Dataset rows for apps and sites
==========
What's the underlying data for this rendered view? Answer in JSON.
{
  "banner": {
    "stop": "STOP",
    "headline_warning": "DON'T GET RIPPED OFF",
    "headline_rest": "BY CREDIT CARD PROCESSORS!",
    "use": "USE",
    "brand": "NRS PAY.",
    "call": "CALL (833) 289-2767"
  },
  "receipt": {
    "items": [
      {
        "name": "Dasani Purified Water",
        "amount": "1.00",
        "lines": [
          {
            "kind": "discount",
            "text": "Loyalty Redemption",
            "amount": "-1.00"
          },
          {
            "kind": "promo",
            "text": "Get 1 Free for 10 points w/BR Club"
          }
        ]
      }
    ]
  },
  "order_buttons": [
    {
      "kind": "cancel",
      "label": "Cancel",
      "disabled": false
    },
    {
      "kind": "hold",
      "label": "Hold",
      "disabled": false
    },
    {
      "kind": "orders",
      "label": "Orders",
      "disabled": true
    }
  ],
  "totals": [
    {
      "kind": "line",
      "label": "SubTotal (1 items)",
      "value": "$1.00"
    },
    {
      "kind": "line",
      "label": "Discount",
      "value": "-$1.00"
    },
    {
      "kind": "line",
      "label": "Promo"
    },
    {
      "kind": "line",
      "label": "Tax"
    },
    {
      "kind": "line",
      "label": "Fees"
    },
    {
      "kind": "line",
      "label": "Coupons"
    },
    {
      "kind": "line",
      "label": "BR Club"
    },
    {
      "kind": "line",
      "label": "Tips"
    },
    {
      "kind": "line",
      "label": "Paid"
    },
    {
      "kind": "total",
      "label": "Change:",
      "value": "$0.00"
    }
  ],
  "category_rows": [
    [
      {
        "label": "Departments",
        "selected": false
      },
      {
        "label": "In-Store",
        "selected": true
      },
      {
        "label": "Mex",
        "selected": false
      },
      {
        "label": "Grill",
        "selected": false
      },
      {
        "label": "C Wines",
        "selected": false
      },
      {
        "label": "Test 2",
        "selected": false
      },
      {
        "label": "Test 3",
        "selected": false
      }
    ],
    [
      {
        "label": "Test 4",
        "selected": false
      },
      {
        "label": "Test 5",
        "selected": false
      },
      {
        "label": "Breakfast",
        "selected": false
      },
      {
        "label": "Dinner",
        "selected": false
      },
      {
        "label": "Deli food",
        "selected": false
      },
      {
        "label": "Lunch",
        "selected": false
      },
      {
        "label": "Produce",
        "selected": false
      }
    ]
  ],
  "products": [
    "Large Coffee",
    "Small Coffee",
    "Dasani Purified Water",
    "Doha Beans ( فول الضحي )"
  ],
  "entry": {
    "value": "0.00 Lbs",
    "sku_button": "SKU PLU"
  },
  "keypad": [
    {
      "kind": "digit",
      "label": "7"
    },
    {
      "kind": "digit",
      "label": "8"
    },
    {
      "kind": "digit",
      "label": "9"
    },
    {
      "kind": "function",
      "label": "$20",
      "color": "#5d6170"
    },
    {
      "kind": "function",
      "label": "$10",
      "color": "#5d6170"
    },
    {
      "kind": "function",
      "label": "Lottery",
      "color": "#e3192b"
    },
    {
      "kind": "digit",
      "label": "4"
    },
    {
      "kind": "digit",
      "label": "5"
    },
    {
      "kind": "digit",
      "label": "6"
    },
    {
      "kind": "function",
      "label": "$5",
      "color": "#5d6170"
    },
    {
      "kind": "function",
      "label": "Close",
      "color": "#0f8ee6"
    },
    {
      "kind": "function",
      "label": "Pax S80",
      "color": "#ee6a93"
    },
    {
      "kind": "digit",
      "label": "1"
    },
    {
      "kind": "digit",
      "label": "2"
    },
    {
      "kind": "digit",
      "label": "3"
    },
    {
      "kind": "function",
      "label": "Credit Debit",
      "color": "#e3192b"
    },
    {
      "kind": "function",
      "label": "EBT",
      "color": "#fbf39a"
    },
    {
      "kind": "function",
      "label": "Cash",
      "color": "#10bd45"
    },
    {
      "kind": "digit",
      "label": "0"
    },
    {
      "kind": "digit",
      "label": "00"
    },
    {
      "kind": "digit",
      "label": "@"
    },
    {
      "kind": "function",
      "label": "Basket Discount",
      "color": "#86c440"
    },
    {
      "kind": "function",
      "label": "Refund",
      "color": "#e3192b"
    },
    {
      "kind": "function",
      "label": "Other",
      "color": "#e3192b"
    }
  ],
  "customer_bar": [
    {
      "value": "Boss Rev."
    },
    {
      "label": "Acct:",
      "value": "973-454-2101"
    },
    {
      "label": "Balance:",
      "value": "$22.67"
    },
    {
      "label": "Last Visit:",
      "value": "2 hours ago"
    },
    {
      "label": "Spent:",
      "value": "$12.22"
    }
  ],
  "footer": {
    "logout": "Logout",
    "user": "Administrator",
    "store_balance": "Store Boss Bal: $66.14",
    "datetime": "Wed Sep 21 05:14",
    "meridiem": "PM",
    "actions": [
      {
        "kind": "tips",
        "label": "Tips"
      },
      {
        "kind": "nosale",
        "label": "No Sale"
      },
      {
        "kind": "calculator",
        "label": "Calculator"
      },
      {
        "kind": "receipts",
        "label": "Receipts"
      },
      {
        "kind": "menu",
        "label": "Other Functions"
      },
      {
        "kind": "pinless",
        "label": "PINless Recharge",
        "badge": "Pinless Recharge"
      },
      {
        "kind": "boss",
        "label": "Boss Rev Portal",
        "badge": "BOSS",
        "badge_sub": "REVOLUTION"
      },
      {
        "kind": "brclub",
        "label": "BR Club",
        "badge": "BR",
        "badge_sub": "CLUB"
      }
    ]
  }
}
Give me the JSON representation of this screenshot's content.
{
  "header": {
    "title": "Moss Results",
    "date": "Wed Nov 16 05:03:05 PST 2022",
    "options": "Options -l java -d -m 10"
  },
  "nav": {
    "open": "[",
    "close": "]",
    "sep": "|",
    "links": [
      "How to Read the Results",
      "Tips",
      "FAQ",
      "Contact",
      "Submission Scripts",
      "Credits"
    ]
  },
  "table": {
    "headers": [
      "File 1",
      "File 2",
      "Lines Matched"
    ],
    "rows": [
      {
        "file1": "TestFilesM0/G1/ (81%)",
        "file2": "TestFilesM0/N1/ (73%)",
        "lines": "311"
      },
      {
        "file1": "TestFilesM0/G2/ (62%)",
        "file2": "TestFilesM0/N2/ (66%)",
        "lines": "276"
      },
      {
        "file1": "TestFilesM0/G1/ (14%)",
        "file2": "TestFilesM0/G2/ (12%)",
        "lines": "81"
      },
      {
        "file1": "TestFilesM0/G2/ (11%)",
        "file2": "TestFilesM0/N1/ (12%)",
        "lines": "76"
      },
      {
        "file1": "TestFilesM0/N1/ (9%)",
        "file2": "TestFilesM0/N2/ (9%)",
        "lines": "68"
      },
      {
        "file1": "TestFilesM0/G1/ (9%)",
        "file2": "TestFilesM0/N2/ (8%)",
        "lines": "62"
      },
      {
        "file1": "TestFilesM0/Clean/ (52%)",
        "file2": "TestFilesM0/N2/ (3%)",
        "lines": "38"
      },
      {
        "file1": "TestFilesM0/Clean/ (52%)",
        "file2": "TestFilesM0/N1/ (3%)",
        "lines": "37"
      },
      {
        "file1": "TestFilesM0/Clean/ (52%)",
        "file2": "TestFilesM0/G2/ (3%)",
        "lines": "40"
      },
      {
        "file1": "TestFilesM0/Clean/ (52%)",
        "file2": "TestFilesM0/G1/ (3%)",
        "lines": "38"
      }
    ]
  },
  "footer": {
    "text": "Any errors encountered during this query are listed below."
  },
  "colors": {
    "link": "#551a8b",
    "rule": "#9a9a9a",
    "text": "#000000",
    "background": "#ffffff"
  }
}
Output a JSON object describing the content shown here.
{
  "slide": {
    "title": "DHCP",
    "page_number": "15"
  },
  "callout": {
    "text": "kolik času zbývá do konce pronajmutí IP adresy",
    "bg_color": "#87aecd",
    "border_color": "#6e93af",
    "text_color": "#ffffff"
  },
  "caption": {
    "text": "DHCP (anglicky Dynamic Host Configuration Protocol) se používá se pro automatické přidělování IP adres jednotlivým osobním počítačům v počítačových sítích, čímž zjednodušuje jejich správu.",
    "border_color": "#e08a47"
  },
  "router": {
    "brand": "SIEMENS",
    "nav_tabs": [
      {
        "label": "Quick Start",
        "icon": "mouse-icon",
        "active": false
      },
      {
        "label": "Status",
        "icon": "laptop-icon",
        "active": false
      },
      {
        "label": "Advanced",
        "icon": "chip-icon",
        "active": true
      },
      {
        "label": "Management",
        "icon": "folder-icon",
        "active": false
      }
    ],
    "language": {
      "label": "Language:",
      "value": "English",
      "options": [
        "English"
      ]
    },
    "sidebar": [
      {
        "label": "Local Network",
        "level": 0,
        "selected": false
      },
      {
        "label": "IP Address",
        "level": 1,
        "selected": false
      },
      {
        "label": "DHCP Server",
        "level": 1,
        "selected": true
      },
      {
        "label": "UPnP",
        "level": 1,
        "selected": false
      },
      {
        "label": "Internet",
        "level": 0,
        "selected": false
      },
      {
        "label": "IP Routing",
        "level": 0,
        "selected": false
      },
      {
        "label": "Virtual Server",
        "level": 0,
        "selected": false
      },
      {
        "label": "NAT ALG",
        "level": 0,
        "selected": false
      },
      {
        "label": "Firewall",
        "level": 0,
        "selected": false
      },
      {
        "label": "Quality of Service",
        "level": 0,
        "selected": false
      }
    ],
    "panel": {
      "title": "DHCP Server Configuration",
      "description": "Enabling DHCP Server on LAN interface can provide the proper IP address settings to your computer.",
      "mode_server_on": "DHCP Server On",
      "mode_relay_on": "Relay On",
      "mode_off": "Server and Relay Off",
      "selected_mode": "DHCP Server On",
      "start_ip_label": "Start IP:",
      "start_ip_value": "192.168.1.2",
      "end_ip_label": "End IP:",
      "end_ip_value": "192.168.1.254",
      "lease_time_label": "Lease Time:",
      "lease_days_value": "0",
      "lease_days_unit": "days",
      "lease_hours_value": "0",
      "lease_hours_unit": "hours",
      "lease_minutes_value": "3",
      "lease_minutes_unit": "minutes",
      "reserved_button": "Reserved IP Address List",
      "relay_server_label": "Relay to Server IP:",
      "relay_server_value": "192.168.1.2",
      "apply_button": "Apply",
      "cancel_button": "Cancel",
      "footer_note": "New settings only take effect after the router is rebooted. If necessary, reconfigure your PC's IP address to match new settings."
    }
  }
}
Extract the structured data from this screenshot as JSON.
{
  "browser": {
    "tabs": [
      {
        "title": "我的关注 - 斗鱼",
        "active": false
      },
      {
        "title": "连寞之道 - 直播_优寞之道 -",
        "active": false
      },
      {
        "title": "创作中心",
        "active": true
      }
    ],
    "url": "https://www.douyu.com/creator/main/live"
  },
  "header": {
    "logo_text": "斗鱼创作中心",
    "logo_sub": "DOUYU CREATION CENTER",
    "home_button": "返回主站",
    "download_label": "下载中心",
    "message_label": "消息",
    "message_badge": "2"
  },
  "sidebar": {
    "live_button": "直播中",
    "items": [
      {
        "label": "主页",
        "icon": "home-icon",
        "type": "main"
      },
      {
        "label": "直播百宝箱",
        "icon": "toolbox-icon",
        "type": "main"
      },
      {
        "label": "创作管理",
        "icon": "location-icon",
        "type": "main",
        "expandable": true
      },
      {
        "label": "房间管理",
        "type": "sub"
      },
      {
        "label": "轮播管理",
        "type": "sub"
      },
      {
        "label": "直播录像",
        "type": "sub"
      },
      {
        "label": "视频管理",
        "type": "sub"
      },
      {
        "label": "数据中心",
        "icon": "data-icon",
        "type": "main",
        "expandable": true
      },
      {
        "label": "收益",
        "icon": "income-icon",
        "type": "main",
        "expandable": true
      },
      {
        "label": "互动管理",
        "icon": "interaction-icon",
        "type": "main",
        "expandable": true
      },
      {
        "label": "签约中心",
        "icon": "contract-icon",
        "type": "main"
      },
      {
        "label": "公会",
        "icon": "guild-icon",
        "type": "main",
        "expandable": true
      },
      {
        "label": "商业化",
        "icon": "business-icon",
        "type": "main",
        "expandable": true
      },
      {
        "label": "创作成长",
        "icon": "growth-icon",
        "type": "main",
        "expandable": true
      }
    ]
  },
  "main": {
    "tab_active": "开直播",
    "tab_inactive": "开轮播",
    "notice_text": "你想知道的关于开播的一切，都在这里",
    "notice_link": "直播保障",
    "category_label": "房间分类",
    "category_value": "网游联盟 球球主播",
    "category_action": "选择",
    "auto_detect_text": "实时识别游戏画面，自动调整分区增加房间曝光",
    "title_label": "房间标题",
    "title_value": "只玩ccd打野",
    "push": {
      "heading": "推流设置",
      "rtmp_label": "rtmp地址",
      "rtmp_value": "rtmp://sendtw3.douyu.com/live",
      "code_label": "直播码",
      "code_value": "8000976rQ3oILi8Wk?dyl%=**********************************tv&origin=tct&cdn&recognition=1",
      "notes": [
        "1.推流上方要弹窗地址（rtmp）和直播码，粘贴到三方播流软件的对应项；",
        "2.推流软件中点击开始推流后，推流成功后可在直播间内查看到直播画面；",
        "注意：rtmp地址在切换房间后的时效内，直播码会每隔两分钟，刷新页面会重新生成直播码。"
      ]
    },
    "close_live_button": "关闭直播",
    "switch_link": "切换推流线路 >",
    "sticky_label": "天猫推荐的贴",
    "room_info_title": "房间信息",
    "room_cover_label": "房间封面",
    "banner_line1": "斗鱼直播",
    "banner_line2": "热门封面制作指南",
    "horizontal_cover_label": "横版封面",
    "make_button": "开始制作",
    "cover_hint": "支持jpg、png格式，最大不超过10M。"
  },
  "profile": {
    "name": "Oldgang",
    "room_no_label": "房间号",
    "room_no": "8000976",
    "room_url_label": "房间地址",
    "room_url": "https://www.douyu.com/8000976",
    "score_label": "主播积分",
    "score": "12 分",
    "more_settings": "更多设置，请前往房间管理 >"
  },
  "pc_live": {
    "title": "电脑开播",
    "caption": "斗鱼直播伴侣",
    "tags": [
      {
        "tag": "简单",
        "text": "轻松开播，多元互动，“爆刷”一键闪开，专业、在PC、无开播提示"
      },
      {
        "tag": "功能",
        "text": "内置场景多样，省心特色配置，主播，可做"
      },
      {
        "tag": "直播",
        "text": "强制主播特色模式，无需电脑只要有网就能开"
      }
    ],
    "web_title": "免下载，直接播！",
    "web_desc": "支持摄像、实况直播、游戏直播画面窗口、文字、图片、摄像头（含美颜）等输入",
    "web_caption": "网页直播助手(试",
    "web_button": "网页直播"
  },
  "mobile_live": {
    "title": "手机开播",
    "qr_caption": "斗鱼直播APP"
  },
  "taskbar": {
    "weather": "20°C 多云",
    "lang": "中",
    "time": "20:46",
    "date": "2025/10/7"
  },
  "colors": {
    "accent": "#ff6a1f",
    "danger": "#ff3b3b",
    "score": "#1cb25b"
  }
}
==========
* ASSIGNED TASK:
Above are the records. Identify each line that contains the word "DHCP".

* WRITTEN SOLUTION:
    "title": "DHCP",
    "text": "DHCP (anglicky Dynamic Host Configuration Protocol) se používá se pro automatické přidělování IP adres jednotlivým osobním počítačům v počítačových sítích, čímž zjednodušuje jejich správu.",
        "label": "DHCP Server",
      "title": "DHCP Server Configuration",
      "description": "Enabling DHCP Server on LAN interface can provide the proper IP address settings to your computer.",
      "mode_server_on": "DHCP Server On",
      "selected_mode": "DHCP Server On",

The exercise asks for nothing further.